“Private, independent colleges like my own, Marlboro College, are not afraid of information—or, to use the term of the day, “transparency,” said Ellen McCulloch-Lovell, president. “We want students and families to know how much we cost, how much financial aid we offer, how many students graduate, how many go on to careers or further study. But we want to be measured accurately and according to the values we uphold.”
Ellen published her views on these values in an editorial, “College-Rating Systems: One Size Cannot Fit All,” in the February 26 issue of The Chronicle of Higher Education. Looking at the examples of both graduation rates and salary after graduation, she examined how these easily accessible statistics give a skewed perspective on what colleges actually teach and how well they do it. She is particularly alarmed with a new plan to use rating systems to reward “high-performance institutions” with more federal financial aid.

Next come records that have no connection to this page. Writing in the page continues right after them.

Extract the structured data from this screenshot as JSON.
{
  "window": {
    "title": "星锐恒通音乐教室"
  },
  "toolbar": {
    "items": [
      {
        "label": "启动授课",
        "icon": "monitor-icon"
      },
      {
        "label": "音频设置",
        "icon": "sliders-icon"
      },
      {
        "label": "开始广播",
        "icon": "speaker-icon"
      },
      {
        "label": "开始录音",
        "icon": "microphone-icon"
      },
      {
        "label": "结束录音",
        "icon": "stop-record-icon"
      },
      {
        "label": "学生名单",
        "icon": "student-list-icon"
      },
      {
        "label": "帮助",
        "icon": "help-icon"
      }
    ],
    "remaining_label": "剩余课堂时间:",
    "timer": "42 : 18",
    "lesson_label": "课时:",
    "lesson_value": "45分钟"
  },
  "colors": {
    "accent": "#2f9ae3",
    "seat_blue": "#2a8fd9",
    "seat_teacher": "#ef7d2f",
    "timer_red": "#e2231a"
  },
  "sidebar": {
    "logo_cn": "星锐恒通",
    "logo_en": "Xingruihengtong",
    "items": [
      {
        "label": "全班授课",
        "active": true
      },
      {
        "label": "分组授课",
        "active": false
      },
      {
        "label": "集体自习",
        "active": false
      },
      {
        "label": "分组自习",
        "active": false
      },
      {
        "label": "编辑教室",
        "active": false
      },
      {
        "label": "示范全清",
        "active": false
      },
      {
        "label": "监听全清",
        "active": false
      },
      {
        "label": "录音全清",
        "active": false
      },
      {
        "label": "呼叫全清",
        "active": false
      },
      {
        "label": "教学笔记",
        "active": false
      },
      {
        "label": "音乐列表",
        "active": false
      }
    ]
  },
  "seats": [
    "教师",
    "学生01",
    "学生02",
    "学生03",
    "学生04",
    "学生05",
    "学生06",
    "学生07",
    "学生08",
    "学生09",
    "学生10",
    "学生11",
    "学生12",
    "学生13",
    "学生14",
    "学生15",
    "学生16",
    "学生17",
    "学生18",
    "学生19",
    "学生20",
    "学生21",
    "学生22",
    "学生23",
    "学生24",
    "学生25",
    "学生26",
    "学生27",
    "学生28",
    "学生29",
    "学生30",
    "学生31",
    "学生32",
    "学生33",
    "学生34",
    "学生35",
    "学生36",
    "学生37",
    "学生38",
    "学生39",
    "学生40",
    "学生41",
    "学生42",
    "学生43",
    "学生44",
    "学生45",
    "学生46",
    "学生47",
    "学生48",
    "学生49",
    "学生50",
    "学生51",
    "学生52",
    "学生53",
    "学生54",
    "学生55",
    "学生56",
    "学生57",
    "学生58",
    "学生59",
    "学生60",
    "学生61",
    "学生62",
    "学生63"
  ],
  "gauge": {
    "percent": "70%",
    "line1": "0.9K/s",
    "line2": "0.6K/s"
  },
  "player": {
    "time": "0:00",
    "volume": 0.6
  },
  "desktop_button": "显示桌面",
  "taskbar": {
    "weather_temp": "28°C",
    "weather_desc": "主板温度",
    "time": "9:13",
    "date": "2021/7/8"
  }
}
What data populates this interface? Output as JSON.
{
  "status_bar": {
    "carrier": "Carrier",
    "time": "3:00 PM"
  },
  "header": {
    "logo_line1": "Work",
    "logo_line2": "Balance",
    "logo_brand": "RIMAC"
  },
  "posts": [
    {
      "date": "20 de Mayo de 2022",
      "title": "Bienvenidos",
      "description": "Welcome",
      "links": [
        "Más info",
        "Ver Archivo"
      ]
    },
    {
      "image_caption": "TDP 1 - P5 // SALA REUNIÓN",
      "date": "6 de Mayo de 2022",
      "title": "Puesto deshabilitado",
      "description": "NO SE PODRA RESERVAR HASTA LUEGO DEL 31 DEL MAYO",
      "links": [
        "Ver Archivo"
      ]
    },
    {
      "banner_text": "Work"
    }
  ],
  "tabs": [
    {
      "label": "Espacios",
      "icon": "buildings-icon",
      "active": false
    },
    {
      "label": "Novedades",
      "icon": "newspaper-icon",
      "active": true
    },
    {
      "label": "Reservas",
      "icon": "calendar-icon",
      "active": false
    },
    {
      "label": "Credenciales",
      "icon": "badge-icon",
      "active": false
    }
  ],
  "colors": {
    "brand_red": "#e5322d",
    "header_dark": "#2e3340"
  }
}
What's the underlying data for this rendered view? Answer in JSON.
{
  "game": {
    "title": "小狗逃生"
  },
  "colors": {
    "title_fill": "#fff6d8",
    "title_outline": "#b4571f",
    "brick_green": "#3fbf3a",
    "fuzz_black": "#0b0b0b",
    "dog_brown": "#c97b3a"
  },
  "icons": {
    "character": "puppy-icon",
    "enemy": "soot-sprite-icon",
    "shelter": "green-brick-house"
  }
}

“We must be assured that the federal data are accurate,” said Ellen. “And we insist on defining our own values: developing the critical thinking, cultural understanding, and creative capacities of tomorrow’s citizens.”